» WHAT IS BEING ASKED: Copy each line of the material below that includes the string "Study".

━━━━━━━━

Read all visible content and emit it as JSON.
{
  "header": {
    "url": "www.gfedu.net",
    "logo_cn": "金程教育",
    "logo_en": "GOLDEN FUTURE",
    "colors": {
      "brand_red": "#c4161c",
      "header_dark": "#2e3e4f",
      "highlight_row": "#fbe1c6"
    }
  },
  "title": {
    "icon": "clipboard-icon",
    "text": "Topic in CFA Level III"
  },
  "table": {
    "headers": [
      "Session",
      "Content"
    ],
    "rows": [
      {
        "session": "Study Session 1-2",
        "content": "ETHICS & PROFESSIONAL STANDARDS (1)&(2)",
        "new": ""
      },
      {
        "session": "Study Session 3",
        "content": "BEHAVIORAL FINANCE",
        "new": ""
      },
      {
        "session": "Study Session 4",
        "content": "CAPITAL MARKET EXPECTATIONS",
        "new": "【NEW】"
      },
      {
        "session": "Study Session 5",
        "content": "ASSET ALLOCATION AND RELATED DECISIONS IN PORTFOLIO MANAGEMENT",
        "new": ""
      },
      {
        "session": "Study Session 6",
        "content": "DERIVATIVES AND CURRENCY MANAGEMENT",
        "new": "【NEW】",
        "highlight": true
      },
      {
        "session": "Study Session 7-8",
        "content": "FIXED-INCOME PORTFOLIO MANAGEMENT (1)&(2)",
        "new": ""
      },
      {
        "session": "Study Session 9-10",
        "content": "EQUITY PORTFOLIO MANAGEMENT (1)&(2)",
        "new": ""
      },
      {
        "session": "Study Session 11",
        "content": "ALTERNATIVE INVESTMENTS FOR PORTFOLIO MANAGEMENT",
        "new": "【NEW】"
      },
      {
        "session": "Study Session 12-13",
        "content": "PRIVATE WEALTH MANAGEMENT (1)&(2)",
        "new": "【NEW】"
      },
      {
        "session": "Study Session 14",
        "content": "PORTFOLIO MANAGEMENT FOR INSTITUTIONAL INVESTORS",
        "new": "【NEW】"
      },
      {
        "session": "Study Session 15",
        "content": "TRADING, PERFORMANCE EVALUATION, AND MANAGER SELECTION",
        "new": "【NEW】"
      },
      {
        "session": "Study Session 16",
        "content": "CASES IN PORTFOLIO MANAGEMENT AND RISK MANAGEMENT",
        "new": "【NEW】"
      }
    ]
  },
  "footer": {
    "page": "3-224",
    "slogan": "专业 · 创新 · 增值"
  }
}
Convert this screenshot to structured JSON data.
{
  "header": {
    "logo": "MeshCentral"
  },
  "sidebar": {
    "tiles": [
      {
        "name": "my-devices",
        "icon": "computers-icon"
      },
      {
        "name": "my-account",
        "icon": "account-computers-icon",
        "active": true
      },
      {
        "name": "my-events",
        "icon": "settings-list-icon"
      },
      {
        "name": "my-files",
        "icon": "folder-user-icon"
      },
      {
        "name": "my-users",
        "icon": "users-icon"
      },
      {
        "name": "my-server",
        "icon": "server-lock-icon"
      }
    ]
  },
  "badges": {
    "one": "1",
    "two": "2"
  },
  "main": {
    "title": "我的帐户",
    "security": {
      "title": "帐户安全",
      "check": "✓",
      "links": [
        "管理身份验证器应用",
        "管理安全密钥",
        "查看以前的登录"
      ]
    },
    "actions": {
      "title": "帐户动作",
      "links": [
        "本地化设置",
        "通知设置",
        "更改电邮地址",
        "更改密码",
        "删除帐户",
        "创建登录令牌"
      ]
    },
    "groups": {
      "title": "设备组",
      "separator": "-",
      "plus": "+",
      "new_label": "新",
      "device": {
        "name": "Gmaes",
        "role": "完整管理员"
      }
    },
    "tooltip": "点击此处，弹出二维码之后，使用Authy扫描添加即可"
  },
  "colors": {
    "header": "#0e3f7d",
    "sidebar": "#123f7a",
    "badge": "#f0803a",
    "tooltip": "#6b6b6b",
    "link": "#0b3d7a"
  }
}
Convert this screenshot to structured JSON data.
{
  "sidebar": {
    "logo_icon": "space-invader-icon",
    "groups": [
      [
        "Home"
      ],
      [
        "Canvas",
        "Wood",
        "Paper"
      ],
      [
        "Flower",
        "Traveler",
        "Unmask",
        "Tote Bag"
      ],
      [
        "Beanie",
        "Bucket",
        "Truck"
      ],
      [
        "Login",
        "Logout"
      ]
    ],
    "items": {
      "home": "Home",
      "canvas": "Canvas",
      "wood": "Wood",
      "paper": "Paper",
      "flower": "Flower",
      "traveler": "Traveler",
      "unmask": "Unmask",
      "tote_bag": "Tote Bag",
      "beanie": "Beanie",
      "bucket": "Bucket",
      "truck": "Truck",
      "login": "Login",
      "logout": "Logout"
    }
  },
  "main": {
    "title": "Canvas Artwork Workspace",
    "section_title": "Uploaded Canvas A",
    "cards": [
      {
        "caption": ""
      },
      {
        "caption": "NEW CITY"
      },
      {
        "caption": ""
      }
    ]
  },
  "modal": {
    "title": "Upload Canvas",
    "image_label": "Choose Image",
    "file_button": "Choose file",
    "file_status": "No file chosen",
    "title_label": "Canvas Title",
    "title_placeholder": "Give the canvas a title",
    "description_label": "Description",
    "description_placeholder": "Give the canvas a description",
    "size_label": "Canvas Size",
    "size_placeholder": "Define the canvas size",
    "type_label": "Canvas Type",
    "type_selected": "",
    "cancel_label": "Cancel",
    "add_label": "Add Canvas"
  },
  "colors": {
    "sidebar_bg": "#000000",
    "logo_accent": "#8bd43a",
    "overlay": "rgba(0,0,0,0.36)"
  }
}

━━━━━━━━

» FINISHED EXERCISE:
        "session": "Study Session 1-2",
        "session": "Study Session 3",
        "session": "Study Session 4",
        "session": "Study Session 5",
        "session": "Study Session 6",
        "session": "Study Session 7-8",
        "session": "Study Session 9-10",
        "session": "Study Session 11",
        "session": "Study Session 12-13",
        "session": "Study Session 14",
        "session": "Study Session 15",
        "session": "Study Session 16",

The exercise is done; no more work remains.